While I'm not crazy about the ongoing Barack Obama-Bill Clinton smackdown, I get why it works for both campaigns.
As we saw in the quick "truce" over Hillary's comments on Martin Luther King, Obama and Hillary Clinton realize that direct attacks on each other (especially on volatile issues like race) are tricky. If she attacks him head-on, she risks looking mean-spirited and petty (and at worst racist); if he attacks her head on, he risks looking nasty in a way that drags down his positive campaign (and at worst, he looks sexist--cf. "you're likable enough").
But Barack vs. Bill is a lot more comfortable--the press and public seem to rather enjoy watching two men whaling on each other. And Bill's enormous popularity among African Americans ("first black president," etc.) seems to insulate him from any suspicion of racism, in a way that doesn't seem to apply to Hillary.

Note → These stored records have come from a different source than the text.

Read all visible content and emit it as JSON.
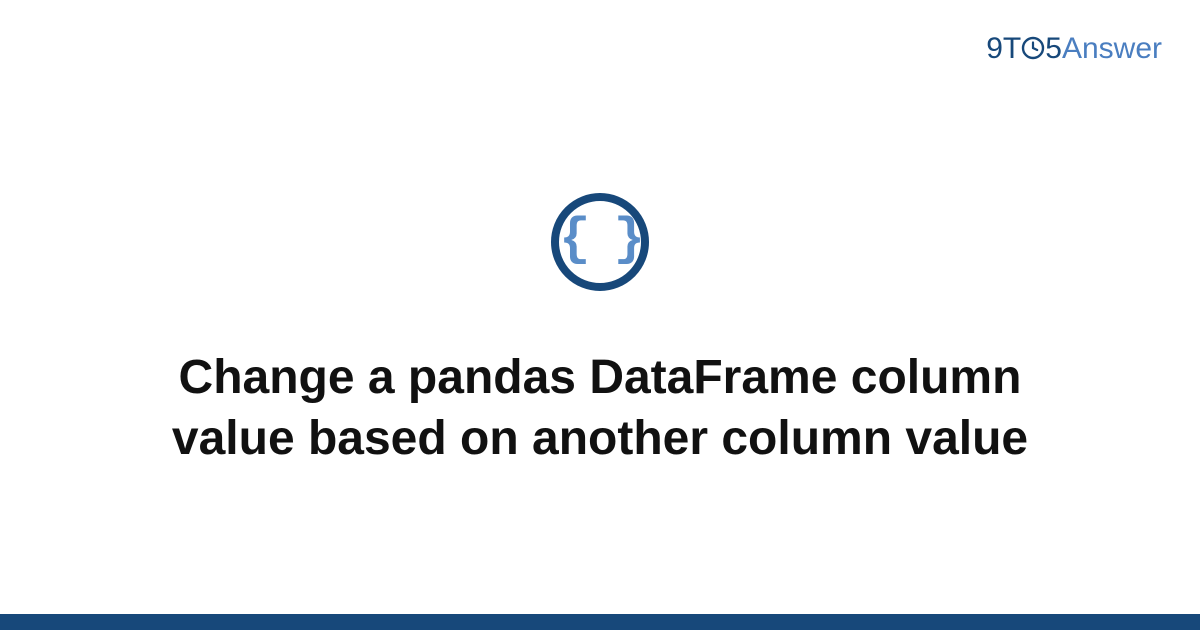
{
  "brand": {
    "part1": "9T",
    "part2": "5",
    "part3": "Answer"
  },
  "icon": {
    "symbol": "{ }"
  },
  "title": "Change a pandas DataFrame column value based on another column value"
}
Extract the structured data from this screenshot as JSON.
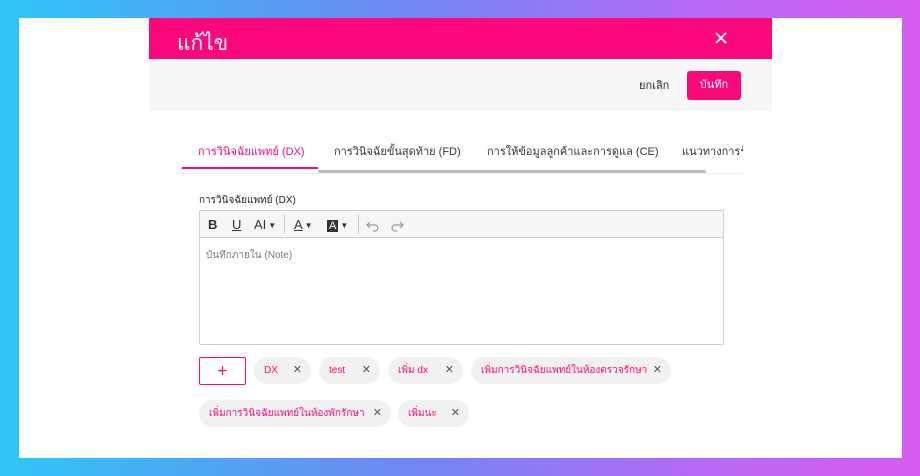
{
  "modal": {
    "title": "แก้ไข",
    "cancel_label": "ยกเลิก",
    "save_label": "บันทึก"
  },
  "tabs": [
    {
      "label": "การวินิจฉัยแพทย์ (DX)",
      "active": true
    },
    {
      "label": "การวินิจฉัยขั้นสุดท้าย (FD)",
      "active": false
    },
    {
      "label": "การให้ข้อมูลลูกค้าและการดูแล (CE)",
      "active": false
    },
    {
      "label": "แนวทางการรั",
      "active": false
    }
  ],
  "field": {
    "label": "การวินิจฉัยแพทย์ (DX)",
    "placeholder": "บันทึกภายใน (Note)"
  },
  "editor_toolbar": {
    "bold": "B",
    "underline": "U",
    "font_size": "AI",
    "text_color": "A",
    "highlight": "A"
  },
  "add_tag_label": "+",
  "tags": [
    {
      "label": "DX"
    },
    {
      "label": "test"
    },
    {
      "label": "เพิ่ม dx"
    },
    {
      "label": "เพิ่มการวินิจฉัยแพทย์ในห้องตรวจรักษา"
    },
    {
      "label": "เพิ่มการวินิจฉัยแพทย์ในห้องพักรักษา"
    },
    {
      "label": "เพิ่มนะ"
    }
  ],
  "colors": {
    "accent": "#fb087c"
  }
}
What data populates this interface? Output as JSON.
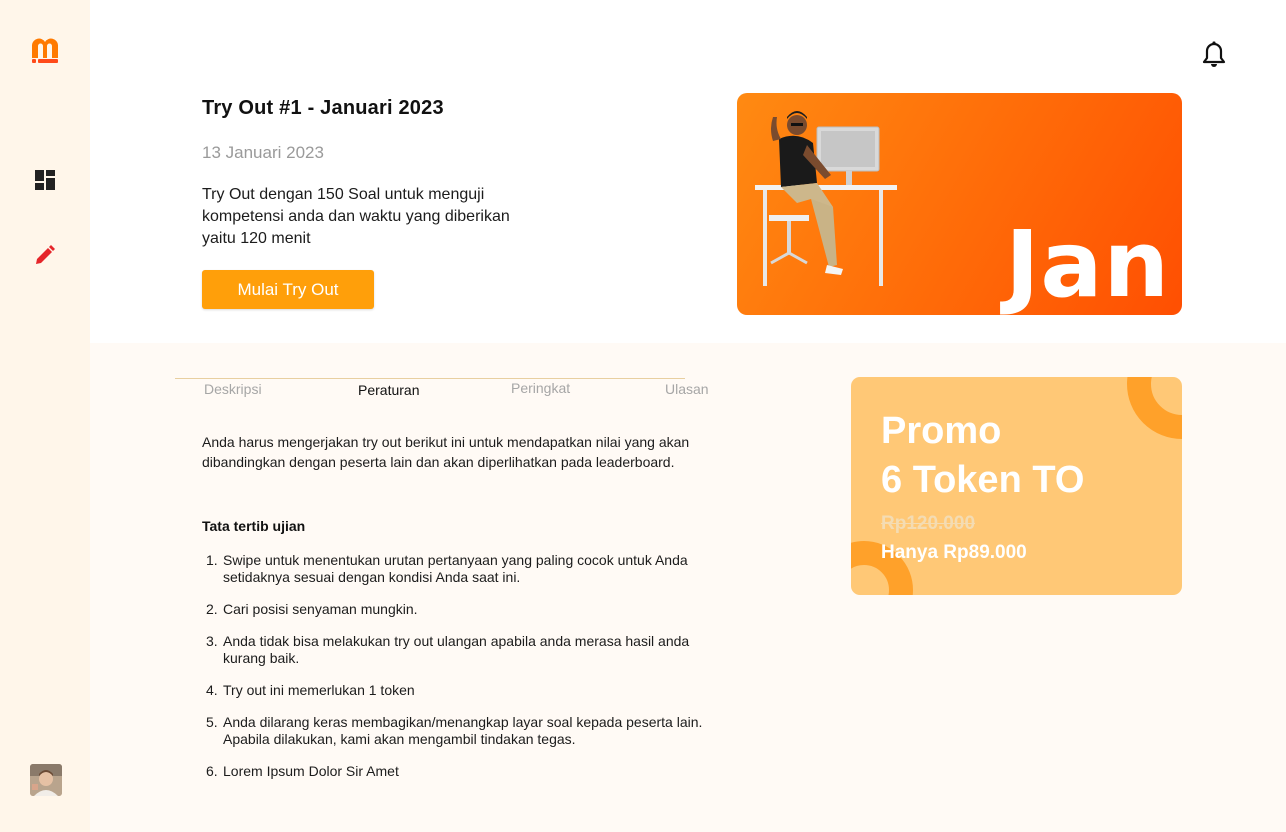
{
  "sidebar": {
    "logo": "m-logo",
    "items": [
      {
        "icon": "dashboard-icon"
      },
      {
        "icon": "pencil-icon"
      }
    ],
    "avatar": "user-avatar"
  },
  "header": {
    "notification_icon": "bell-icon"
  },
  "tryout": {
    "title": "Try Out #1 - Januari 2023",
    "date": "13 Januari 2023",
    "description": "Try Out dengan 150 Soal untuk menguji kompetensi anda dan waktu yang diberikan yaitu 120 menit",
    "start_label": "Mulai Try Out",
    "banner_month": "Jan"
  },
  "tabs": [
    {
      "label": "Deskripsi"
    },
    {
      "label": "Peraturan",
      "active": true
    },
    {
      "label": "Peringkat"
    },
    {
      "label": "Ulasan"
    }
  ],
  "content": {
    "intro": "Anda harus mengerjakan try out berikut ini untuk mendapatkan nilai yang akan dibandingkan dengan peserta lain dan akan diperlihatkan pada leaderboard.",
    "rules_title": "Tata tertib ujian",
    "rules": [
      {
        "num": "1.",
        "text": "Swipe untuk menentukan urutan pertanyaan yang paling cocok untuk Anda setidaknya sesuai dengan kondisi Anda saat ini."
      },
      {
        "num": "2.",
        "text": "Cari posisi senyaman mungkin."
      },
      {
        "num": "3.",
        "text": "Anda tidak bisa melakukan try out ulangan apabila anda merasa hasil anda kurang baik."
      },
      {
        "num": "4.",
        "text": "Try out ini memerlukan 1 token"
      },
      {
        "num": "5.",
        "text": "Anda dilarang keras membagikan/menangkap layar soal kepada peserta lain. Apabila dilakukan, kami akan mengambil tindakan tegas."
      },
      {
        "num": "6.",
        "text": "Lorem Ipsum Dolor Sir Amet"
      }
    ]
  },
  "promo": {
    "line1": "Promo",
    "line2": "6 Token TO",
    "old_price": "Rp120.000",
    "new_price": "Hanya Rp89.000"
  },
  "colors": {
    "accent": "#ff9f0a",
    "sidebar_bg": "#fff6ea",
    "promo_bg": "#ffc876",
    "promo_deco": "#ffa12a",
    "banner_start": "#ff8a12",
    "banner_end": "#ff4f02"
  }
}
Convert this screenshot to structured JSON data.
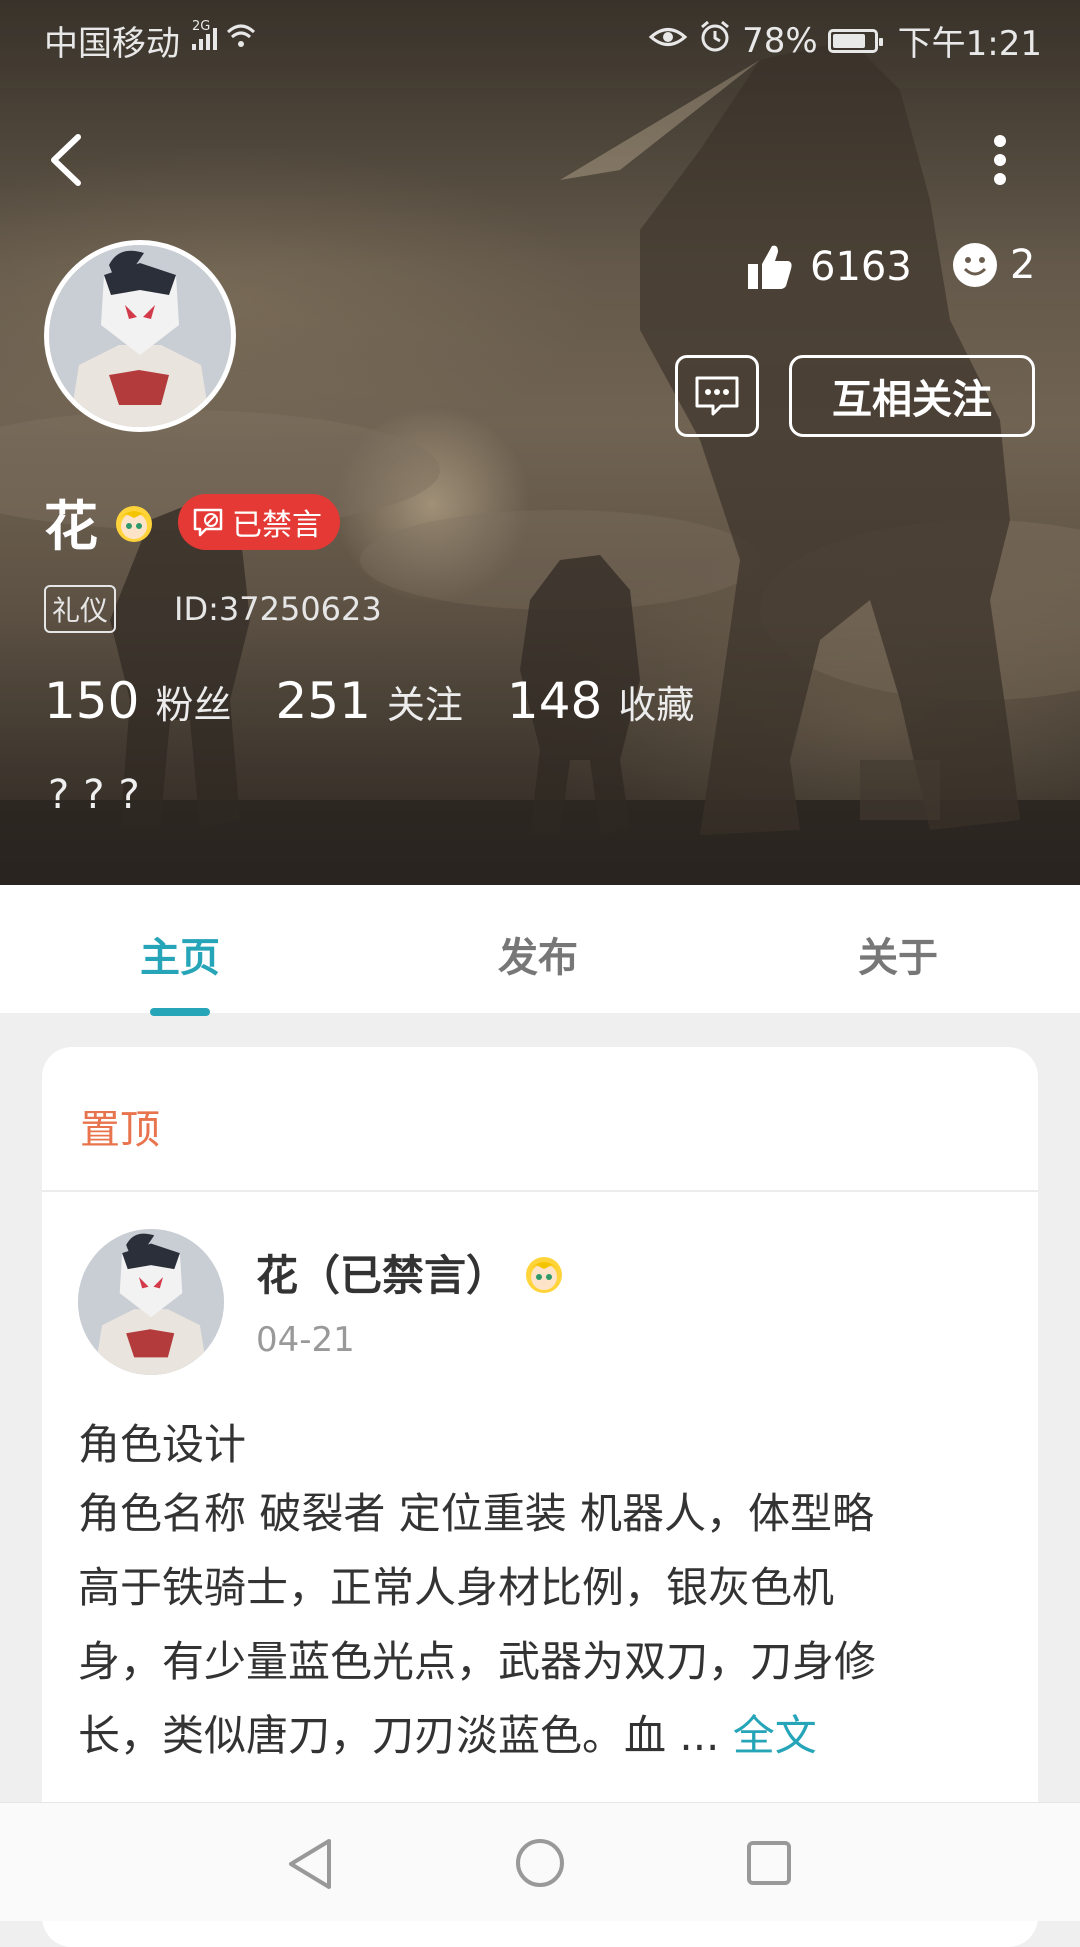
{
  "status_bar": {
    "carrier": "中国移动",
    "network": "2G",
    "battery": "78%",
    "time": "下午1:21"
  },
  "profile": {
    "likes": "6163",
    "reactions": "2",
    "follow_button": "互相关注",
    "name": "花",
    "banned_badge": "已禁言",
    "tag": "礼仪",
    "id": "ID:37250623",
    "fans_count": "150",
    "fans_label": "粉丝",
    "following_count": "251",
    "following_label": "关注",
    "favorites_count": "148",
    "favorites_label": "收藏",
    "bio": "???"
  },
  "tabs": [
    {
      "label": "主页",
      "active": true
    },
    {
      "label": "发布",
      "active": false
    },
    {
      "label": "关于",
      "active": false
    }
  ],
  "pinned_post": {
    "section_label": "置顶",
    "author": "花（已禁言）",
    "date": "04-21",
    "title": "角色设计",
    "body_lines": [
      "角色名称 破裂者 定位重装 机器人，体型略",
      "高于铁骑士，正常人身材比例，银灰色机",
      "身，有少量蓝色光点，武器为双刀，刀身修",
      "长，类似唐刀，刀刃淡蓝色。血 ..."
    ],
    "more_link": "全文"
  },
  "colors": {
    "accent": "#26a4b8",
    "banned": "#e53935",
    "pinned": "#e8744d"
  }
}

Still, I can't help thinking that continuing down this road is not good for anyone. The risk for the Clinton campaign is that it reveals--and tests--the extent to which Hillary's campaign rests on nostalgia for Bill's presidency (an appeal to which I am not totally immune); if "the man from Hope" begins to look like a meanie who's trying to bring down Obama, I don't think it bodes well for Hillary the rest of the way. On the other hand, it could also significantly weaken Obama by forcing him to more aggressively attack Hillary, which I think is a losing proposition for him. (This is where I think maybe the Reagan comments were pretty smart: it allows Obama to (rhetorically, at least) distinguish himself from "Clintonism" without having to attack either Clinton head-on.)
You could make the argument (as I think some Democratic activists are) that these fisticuffs are a good thing--they get everyone sharper for the general election. This is especially true for Obama, whose ability to go negative and/or respond to vicious personal attacks has not been as obviously tested (although my theory, as I've suggested, is that such personal attacks do not seem to work very well against Obama, which I think is one of his major strengths for the general election). The worst-case scenario for me would be that a long series of attacks back and forth turns Democrats off of both candidates and dampens enthusiasm for November. I don't think that's likely, but it is already taking some of the fun out of all of this.